As was expected, OPEC+ agreed to cut oil production by 2 million barrels a day at its last meeting. Such a decision had been projected to the markets well in advance if oil prices fell below $90 a barrel.
The production cut angered oil-consuming countries without them giving convincing reasons, especially since there is a surplus in supply caused by the slowdown in growth in several of the large consuming nations. And which required OPEC+ to reduce its output to maintain fair prices consistent with the high inflation rates in the world.
Several statements have been made by Western officials, some of which are unjustifiably harsh because the issue does not require all these interpretations of a political nature. Above all, the issue is purely commercial related to preserving oil producers’ economic interests in light of the state of the world economy, which is worsening as a result of many factors - some of which contributed by developed countries.
Wrong arguments on inflation
Why is this issue considered commercial in terms of its dimensions? The world is witnessing unprecedented inflation, exceeding 10 per cent in some of European countries, from where oil-producing countries import many goods and services. There has seen a significant rise in prices of imported European goods, such as cars, machinery, foodstuffs and others. In tandem, prices of goods imported from the rest of the world have also risen, leading to an ‘imported inflation.
This eventually contributed to the rise in prices in oil-producing countries, including the GCC states though inflation rates are much lower thanks in part to the lower energy prices.
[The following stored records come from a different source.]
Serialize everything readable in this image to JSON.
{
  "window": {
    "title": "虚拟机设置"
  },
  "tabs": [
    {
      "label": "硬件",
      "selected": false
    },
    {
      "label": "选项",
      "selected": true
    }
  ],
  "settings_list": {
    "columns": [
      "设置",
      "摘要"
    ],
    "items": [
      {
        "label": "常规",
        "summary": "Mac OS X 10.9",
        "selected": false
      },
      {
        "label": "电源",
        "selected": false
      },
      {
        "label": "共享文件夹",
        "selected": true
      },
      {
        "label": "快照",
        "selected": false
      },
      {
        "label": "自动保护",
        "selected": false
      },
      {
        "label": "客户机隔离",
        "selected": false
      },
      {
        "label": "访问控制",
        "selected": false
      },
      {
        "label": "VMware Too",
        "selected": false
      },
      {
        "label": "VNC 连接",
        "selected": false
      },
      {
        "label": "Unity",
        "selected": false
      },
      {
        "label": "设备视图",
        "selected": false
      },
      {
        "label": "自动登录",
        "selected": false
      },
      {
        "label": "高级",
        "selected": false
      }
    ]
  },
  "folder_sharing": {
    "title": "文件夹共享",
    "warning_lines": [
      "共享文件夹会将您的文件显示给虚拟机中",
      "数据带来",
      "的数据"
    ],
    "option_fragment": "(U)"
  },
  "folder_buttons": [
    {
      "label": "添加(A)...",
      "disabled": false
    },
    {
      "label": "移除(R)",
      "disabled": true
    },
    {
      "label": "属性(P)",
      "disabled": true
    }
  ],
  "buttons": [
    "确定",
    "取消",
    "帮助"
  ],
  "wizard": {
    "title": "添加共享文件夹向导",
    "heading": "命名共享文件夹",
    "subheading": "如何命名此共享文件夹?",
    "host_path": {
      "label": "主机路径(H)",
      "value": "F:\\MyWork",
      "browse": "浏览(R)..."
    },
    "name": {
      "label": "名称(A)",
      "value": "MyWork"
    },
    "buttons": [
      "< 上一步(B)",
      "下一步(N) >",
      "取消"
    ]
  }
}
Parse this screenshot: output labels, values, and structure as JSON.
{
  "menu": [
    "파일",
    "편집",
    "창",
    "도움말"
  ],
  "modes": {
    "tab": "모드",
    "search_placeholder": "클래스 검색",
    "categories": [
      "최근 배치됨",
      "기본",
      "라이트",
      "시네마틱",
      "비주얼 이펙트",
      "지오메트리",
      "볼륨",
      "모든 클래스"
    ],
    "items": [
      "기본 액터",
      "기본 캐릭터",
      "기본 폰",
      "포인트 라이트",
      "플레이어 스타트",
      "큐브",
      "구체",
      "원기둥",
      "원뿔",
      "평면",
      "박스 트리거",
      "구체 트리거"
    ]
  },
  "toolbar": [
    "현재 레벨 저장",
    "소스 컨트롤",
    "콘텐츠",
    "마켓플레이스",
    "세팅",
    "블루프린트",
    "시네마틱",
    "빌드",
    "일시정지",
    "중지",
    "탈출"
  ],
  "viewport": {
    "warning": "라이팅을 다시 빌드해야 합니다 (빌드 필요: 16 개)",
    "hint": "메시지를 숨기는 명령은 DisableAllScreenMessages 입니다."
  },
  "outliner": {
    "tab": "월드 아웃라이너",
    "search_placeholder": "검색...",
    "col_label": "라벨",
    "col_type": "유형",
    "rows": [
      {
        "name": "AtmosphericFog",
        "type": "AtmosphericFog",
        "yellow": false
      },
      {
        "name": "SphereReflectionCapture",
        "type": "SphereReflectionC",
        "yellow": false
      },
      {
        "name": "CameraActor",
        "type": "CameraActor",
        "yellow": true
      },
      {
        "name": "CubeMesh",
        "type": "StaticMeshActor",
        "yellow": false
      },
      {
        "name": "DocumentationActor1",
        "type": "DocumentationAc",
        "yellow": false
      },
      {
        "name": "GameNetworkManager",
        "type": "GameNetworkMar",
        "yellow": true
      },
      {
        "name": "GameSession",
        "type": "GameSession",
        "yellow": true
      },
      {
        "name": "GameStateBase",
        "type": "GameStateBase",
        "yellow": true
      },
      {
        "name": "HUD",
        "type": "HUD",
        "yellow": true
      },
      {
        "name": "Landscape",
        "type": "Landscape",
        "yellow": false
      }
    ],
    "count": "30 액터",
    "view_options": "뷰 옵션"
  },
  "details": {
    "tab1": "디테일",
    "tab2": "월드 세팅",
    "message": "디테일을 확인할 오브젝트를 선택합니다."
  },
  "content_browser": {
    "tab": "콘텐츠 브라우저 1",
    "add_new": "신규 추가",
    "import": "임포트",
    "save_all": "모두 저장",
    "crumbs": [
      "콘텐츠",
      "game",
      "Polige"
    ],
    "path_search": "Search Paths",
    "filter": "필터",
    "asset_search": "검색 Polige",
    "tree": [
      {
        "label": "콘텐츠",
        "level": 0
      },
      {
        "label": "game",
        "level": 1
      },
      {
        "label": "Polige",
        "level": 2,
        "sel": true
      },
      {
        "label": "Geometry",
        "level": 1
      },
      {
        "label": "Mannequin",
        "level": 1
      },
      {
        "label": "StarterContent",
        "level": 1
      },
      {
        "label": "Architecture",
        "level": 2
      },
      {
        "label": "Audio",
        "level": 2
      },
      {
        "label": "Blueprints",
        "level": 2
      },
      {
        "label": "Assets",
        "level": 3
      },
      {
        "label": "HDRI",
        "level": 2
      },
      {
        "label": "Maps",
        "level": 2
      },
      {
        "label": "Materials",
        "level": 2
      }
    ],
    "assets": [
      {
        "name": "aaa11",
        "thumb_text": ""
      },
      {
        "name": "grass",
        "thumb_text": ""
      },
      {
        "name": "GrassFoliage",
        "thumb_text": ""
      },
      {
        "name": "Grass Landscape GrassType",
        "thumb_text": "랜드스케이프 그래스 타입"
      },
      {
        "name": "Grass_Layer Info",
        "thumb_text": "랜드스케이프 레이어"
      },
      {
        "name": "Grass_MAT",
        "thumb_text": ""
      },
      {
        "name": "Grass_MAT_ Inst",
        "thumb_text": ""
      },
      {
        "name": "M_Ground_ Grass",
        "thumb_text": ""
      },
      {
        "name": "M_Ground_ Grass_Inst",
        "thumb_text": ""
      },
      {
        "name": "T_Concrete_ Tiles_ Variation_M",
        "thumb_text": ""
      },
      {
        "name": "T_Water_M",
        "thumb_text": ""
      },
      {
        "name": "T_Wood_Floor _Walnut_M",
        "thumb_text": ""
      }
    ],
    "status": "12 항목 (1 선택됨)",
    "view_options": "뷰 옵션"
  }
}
So, by what logic and on which trade considerations should imports of oil-producing countries rise significantly, while they are required to increase production to reduce prices of their exports? This does not comply with the most basic trade standards, as this will lead to the transmission of the crisis to the oil-exporting countries due to their high trade deficits and the possibility of a rise in their annual state deficits.
These factors will affect their economic conditions and lead to an increase in inflation. In fact, a portion of oil revenues are re-pumped to consuming countries through higher export prices to oil-producing countries.
Saudi oil minister says it right
The issue here is mainly related to interests as Saudi Energy Minister Prince Abdulaziz bin Salman, "We are concerned first and foremost with the interests of the Kingdom of Saudi Arabia and then the interests of the countries that trusted us.”
Logically, how one can defend his own interests and ask others not to do so? This is with knowledge that high inflation rates in the West are not only related to energy prices, but also to other factors related to the aftermaths of the COVID-19 pandemic and some improper policies related to delays in raising interest rates.
The fact is the global oil market does not suffer from a shortage of supplies, but from a structural imbalance, as pointed out by UAE Energy Minister Suhail Al Mazrouei: "Europe suffers from the issue of energy security not energy poverty.”
The attempt to link energy issues to the Russian-Ukrainian crisis is useless and far from the truth. Except for Russia, all OPEC+ member states are not a party to this escalating crisis, and this war has mainly led to a rise in the prices of natural gas at rates greater than in oil prices, which applies to coal prices as well.
On the other hand, consuming countries are trying to maintain the previous base price of a barrel of oil, which is more than 15 years old, unaware of the high inflation rates during these years, which technically requires raising the base price commensurate with the high inflation.
This means that the OPEC+ group deals with the developments in the oil market from the technical and group interest perspective, and away from political factors that will not lead to any result.
The oil market is balanced, and OPEC+ is keen on the recovery of the global economy while considering the interests of all parties…